1 The Gerasene demoniac: this was the other side of the passaged we discussed in chapter 1 when Jesus told the man with the dreaded skin disease not to tell anyone. The healed demoniac wanted to go with Jesus but Jesus did not permit him to do so. Instead, he said to him, “Go to your home and to your people and tell them what the Lord has done for you, that he had mercy on you.” So he went away and began to proclaim in the Decapolis what Jesus had done for him, and all were amazed.
So the former demoniac became a great evangelist. I am guessing Jesus allowed him to do that now because Decapolis isn’t a Jewish area, so his evangelism will not affect Jewish opinion so much and cause them to try to make him a political king instead of the sacrificial lamb of God.
2 Jairus’ daughter and the bleeding woman: Again Jairus was told not to tell anyone, as they’re back in Jewish territory.

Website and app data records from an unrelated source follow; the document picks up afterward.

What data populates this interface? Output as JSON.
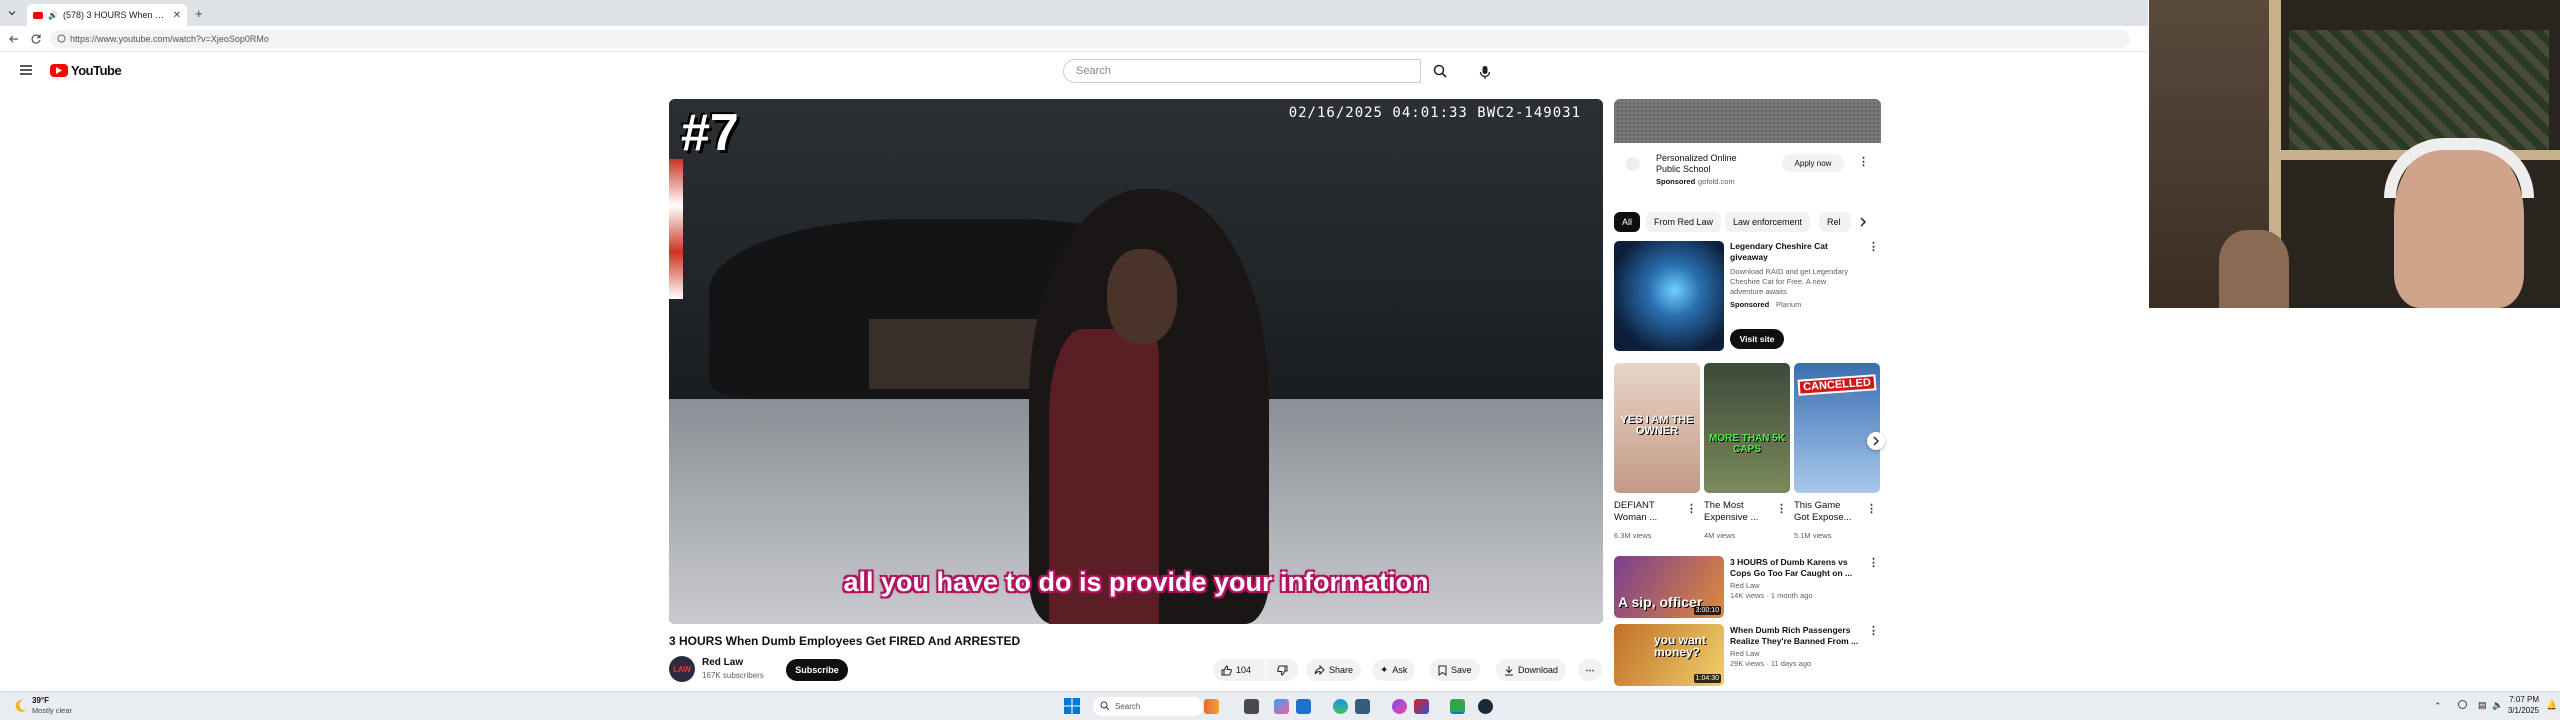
{
  "browser": {
    "tab_title": "(578) 3 HOURS When Dumb E",
    "url": "https://www.youtube.com/watch?v=XjeoSop0RMo"
  },
  "youtube": {
    "logo_text": "YouTube",
    "search_placeholder": "Search"
  },
  "video": {
    "overlay_number": "#7",
    "timestamp_overlay": "02/16/2025 04:01:33 BWC2-149031",
    "caption": "all you have to do is provide your information",
    "title": "3 HOURS When Dumb Employees Get FIRED And ARRESTED",
    "channel_name": "Red Law",
    "channel_avatar_text": "LAW",
    "subscribers": "167K subscribers",
    "subscribe_label": "Subscribe",
    "like_count": "104",
    "share_label": "Share",
    "ask_label": "Ask",
    "save_label": "Save",
    "download_label": "Download"
  },
  "sidebar": {
    "ad": {
      "title_line1": "Personalized Online",
      "title_line2": "Public School",
      "sponsored": "Sponsored",
      "domain": "gofold.com",
      "apply_label": "Apply now"
    },
    "chips": [
      "All",
      "From Red Law",
      "Law enforcement",
      "Rel"
    ],
    "promo": {
      "title_line1": "Legendary Cheshire Cat",
      "title_line2": "giveaway",
      "desc_line1": "Download RAID and get Legendary",
      "desc_line2": "Cheshire Cat for Free. A new",
      "desc_line3": "adventure awaits",
      "sponsored": "Sponsored",
      "advertiser": "Plarium",
      "visit_label": "Visit site"
    },
    "shorts": [
      {
        "title_line1": "DEFIANT",
        "title_line2": "Woman ...",
        "views": "6.3M views",
        "thumb_text": "YES I AM THE OWNER"
      },
      {
        "title_line1": "The Most",
        "title_line2": "Expensive ...",
        "views": "4M views",
        "thumb_text": "MORE THAN 5K CAPS"
      },
      {
        "title_line1": "This Game",
        "title_line2": "Got Expose...",
        "views": "5.1M views",
        "thumb_text": "CANCELLED"
      }
    ],
    "videos": [
      {
        "title_line1": "3 HOURS of Dumb Karens vs",
        "title_line2": "Cops Go Too Far Caught on ...",
        "channel": "Red Law",
        "meta": "14K views · 1 month ago",
        "duration": "3:00:10",
        "thumb_text": "A sip, officer"
      },
      {
        "title_line1": "When Dumb Rich Passengers",
        "title_line2": "Realize They're Banned From ...",
        "channel": "Red Law",
        "meta": "29K views · 11 days ago",
        "duration": "1:04:30",
        "thumb_text": "you want money?"
      }
    ]
  },
  "taskbar": {
    "weather_temp": "39°F",
    "weather_desc": "Mostly clear",
    "search_placeholder": "Search",
    "time": "7:07 PM",
    "date": "3/1/2025"
  },
  "colors": {
    "youtube_red": "#ff0000",
    "caption_magenta": "#b0105e"
  }
}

The bleeding woman was excluded by Mosaic law from active participation in the worship life of the Jews because her bleeding rendered her ritually unclean. So it wasn’t just a physical problem it was a social and spiritual problem for her as well.
Popular Jewish belief at the time took the prophecy of Malachi 4:2 to mean that the “wings” of the Messiah (the ends of the Jewish prayer shawl / robe) had healing in them, so the bleeding woman was actually showing that she believed in Jesus’ Messiahship by her action. (The word כָּנָף “kanaph” in Hebrew can be translated both as “wing” or as “fringes of garment”.)

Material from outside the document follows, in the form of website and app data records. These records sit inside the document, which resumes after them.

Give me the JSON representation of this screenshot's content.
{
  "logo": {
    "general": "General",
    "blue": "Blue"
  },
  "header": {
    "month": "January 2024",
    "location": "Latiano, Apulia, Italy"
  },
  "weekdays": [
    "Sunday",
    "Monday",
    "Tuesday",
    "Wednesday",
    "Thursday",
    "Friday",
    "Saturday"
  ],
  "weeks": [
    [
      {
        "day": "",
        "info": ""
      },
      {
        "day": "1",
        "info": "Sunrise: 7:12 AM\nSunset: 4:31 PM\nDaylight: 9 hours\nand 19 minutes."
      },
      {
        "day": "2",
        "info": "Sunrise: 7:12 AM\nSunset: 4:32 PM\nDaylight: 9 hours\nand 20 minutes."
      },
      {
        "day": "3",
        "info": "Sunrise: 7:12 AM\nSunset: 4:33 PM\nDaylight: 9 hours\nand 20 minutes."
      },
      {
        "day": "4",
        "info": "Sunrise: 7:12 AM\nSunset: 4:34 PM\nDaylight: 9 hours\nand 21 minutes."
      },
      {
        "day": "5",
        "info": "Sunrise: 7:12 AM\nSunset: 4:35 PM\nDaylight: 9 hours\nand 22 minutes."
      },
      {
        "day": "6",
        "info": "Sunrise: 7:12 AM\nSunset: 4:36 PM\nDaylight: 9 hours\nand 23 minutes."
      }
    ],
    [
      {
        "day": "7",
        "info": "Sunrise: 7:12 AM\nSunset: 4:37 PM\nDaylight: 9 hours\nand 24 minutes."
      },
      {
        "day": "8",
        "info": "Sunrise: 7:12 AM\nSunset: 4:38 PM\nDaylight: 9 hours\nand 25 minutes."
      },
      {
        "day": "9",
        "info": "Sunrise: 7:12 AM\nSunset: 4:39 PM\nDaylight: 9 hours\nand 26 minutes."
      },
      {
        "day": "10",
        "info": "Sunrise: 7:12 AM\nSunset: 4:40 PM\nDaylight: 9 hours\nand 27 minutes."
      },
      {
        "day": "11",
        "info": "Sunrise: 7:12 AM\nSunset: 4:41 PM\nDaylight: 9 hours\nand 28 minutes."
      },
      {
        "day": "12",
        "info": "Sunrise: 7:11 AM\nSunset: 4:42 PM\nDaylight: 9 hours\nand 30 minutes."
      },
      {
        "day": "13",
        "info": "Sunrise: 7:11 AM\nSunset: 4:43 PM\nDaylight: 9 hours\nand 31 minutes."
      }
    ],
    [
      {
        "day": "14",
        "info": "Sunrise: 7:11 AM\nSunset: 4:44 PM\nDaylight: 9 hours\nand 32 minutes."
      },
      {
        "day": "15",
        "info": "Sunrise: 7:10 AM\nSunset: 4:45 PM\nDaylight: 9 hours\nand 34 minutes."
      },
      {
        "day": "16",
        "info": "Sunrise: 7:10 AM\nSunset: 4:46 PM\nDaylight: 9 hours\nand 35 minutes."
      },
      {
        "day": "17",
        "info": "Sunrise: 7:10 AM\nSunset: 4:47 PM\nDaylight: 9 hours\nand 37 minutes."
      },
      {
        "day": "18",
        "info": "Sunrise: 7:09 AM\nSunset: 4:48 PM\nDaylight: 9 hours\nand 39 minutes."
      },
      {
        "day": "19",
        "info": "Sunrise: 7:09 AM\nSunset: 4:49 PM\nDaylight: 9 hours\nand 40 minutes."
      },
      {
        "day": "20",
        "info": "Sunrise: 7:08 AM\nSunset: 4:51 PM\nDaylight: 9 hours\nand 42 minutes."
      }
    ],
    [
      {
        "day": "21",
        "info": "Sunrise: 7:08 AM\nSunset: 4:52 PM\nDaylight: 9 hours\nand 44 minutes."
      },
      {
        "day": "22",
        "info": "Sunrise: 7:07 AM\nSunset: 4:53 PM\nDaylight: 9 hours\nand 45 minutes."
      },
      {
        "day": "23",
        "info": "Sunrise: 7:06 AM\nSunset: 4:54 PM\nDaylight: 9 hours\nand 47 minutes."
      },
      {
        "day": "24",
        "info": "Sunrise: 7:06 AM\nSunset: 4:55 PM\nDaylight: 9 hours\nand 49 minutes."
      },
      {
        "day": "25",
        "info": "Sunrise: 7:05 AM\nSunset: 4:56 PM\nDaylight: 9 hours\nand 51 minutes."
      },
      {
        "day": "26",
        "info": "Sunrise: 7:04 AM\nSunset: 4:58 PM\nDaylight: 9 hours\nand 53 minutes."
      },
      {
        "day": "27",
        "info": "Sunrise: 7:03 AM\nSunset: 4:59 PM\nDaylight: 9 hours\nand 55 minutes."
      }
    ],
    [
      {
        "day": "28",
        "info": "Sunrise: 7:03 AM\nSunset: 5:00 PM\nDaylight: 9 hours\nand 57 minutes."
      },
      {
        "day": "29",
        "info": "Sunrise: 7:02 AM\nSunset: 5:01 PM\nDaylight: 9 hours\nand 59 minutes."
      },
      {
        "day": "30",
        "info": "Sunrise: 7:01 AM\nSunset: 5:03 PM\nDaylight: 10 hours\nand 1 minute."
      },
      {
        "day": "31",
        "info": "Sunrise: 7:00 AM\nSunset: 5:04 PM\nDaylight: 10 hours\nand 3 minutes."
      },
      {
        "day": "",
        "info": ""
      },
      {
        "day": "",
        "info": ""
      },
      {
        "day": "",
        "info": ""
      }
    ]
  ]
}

And indeed, that faith enabled God’s healing to pass from Jesus to her. As Jesus’ reaction showed, he could sense that her touch was different from the touch of the jostling crowd. Hence “Daughter, your faith has made you well. Go in peace, and be healed of your disease.”